NHS Bury plans to suspend IVF treatment to cut costs
- 10 September 2010
- From the section Manchester
A primary care trust in Greater Manchester is planning to suspend funding IVF treatment to cut costs.
NHS Bury said it has a budget of £25.8m each month but it is spending an extra £1.3m every month.
It also plans to reduce some other "discretionary procedures" including varicose vein and gastric band surgery.
Paul Horrocks, chairman of NHS Bury, said the trust had to "take swift and decisive action to address our current financial problems".
He added: "The board will carefully consider the proposed measures at our meeting on 15 September but we are clear that the current situation is unsustainable and cannot be allowed to continue."
He said the primary care trust had to ensure their books were balanced as the responsibility for commissioning hospital services could be given to GP practices, under government proposals.
A spokeswoman for the trust said the proposals were designed to make savings from 1 October.

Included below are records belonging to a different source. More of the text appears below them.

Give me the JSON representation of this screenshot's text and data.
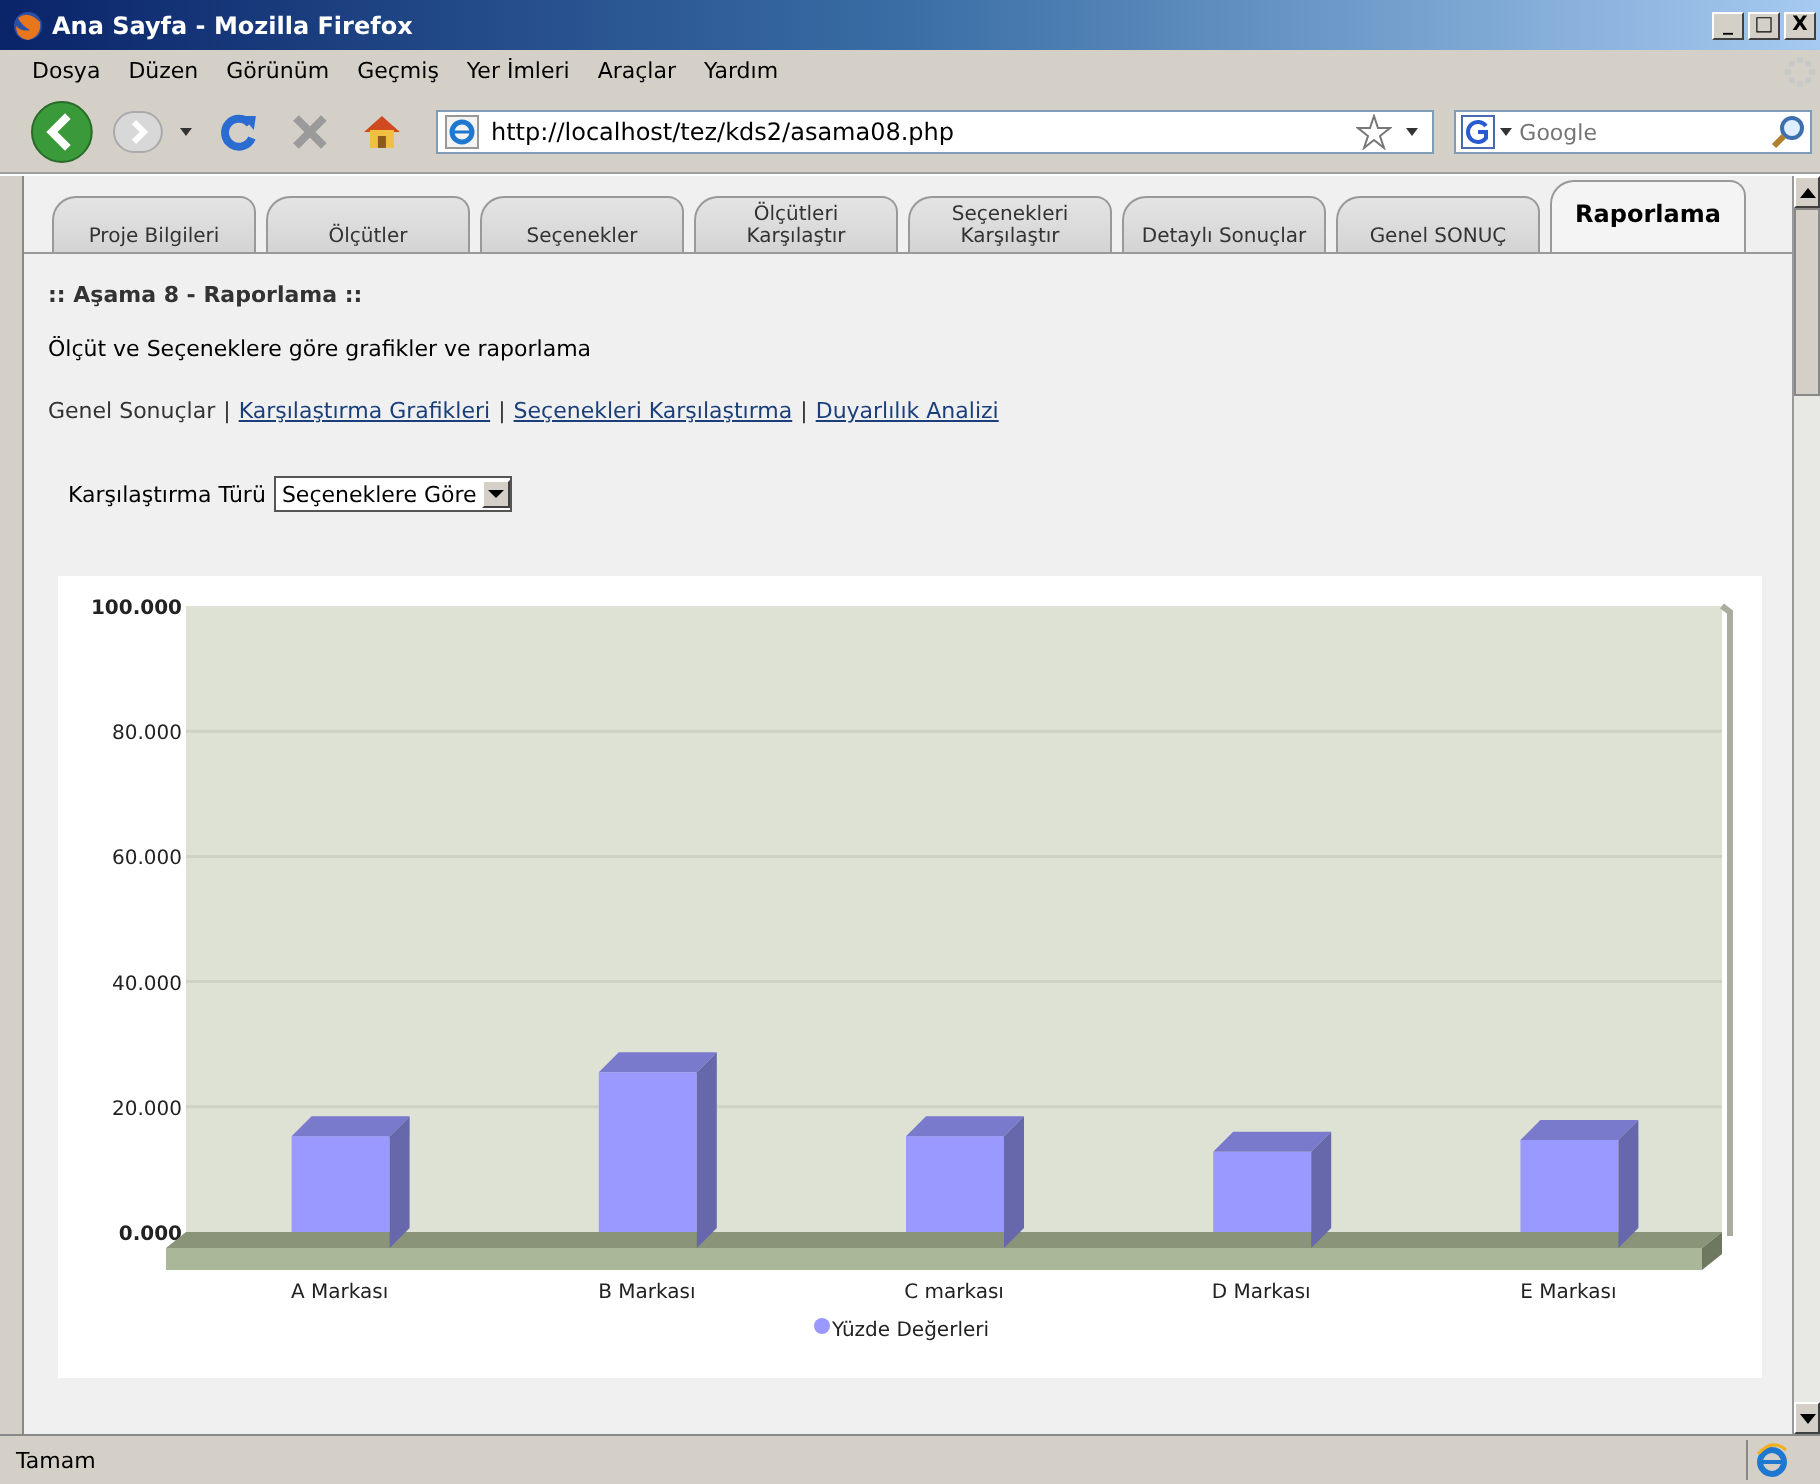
{
  "window": {
    "title": "Ana Sayfa - Mozilla Firefox",
    "controls": [
      "_",
      "□",
      "X"
    ]
  },
  "menu": [
    "Dosya",
    "Düzen",
    "Görünüm",
    "Geçmiş",
    "Yer İmleri",
    "Araçlar",
    "Yardım"
  ],
  "toolbar": {
    "url": "http://localhost/tez/kds2/asama08.php",
    "search_placeholder": "Google"
  },
  "tabs": [
    {
      "lines": [
        "Proje Bilgileri"
      ],
      "selected": false
    },
    {
      "lines": [
        "Ölçütler"
      ],
      "selected": false
    },
    {
      "lines": [
        "Seçenekler"
      ],
      "selected": false
    },
    {
      "lines": [
        "Ölçütleri",
        "Karşılaştır"
      ],
      "selected": false
    },
    {
      "lines": [
        "Seçenekleri",
        "Karşılaştır"
      ],
      "selected": false
    },
    {
      "lines": [
        "Detaylı Sonuçlar"
      ],
      "selected": false
    },
    {
      "lines": [
        "Genel SONUÇ"
      ],
      "selected": false
    },
    {
      "lines": [
        "Raporlama"
      ],
      "selected": true
    }
  ],
  "heading": ":: Aşama 8 - Raporlama  ::",
  "description": "Ölçüt ve Seçeneklere göre grafikler ve raporlama",
  "nav_links": [
    {
      "kind": "current",
      "label": "Genel Sonuçlar"
    },
    {
      "kind": "separator",
      "label": "|"
    },
    {
      "kind": "link",
      "label": "Karşılaştırma Grafikleri"
    },
    {
      "kind": "separator",
      "label": "|"
    },
    {
      "kind": "link",
      "label": "Seçenekleri Karşılaştırma"
    },
    {
      "kind": "separator",
      "label": "|"
    },
    {
      "kind": "link",
      "label": "Duyarlılık Analizi"
    }
  ],
  "comparison": {
    "label": "Karşılaştırma Türü",
    "value": "Seçeneklere Göre"
  },
  "chart_data": {
    "type": "bar",
    "categories": [
      "A Markası",
      "B Markası",
      "C markası",
      "D Markası",
      "E Markası"
    ],
    "series": [
      {
        "name": "Yüzde Değerleri",
        "color": "#9999ff",
        "values": [
          15.3,
          25.5,
          15.3,
          12.8,
          14.7
        ]
      }
    ],
    "ylim": [
      0,
      100
    ],
    "grid": true,
    "yticks": [
      {
        "value": 0,
        "label": "0.000"
      },
      {
        "value": 20,
        "label": "20.000"
      },
      {
        "value": 40,
        "label": "40.000"
      },
      {
        "value": 60,
        "label": "60.000"
      },
      {
        "value": 80,
        "label": "80.000"
      },
      {
        "value": 100,
        "label": "100.000"
      }
    ]
  },
  "status_bar": {
    "text": "Tamam"
  }
}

If approved, the trust will keep all the measures under review and re-assess its decision while setting the budget for the next financial year (from 1 April).
She said exceptional cases would be considered on a case-by-case basis.
Guidelines from the National Institute for Health and Clinical Excellence recommend couples, where the woman is aged 23 - 39, and have an identified cause for their infertility or have been infertile for three years, should be given three cycles on the NHS.
Other cost-cutting plans include reducing the number of referrals from GP practices and ending "unnecessary following appointments at hospital outpatient departments".
It is also planned that minor illnesses and injuries will be treated in the community rather than in hospital.
Forty non-clinical jobs which are currently vacant would not be filled under the plans.
John Boyington, chief executive of NHS Bury, said: "NHS Bury has a statutory obligation to meet the health needs of the local population whilst remaining in financial balance.
"To allow this to happen, we need to take these actions that will stem the flow of patients into the system, when this is not required and also for as much waste to be taken out of the system as possible."
He urged people in the borough to use NHS services "wisely" - by not going to the accident and emergency or calling an ambulance unless it is an emergency, and not missing appointments.
The trust hopes the measures will save £16.2m by March 2011.
Impact on patients
Clare Lewis-Jones, chair of the National Infertility Awareness Campaign (NIAC) and chief executive of the patient group Infertility Network UK, said she was angry at the proposal.
She said: "... IVF is not a treatment that people choose to have, as they would far rather have a child in the same way as fertile couple but they cannot, and the only way they can have a family like those fertile couples is through treatment such as IVF.
"It is high time that PCTs realised the impact which infertility has on patients."
Last month, Warrington PCT in Cheshire also announced plans to suspend IVF treatment, to cut costs.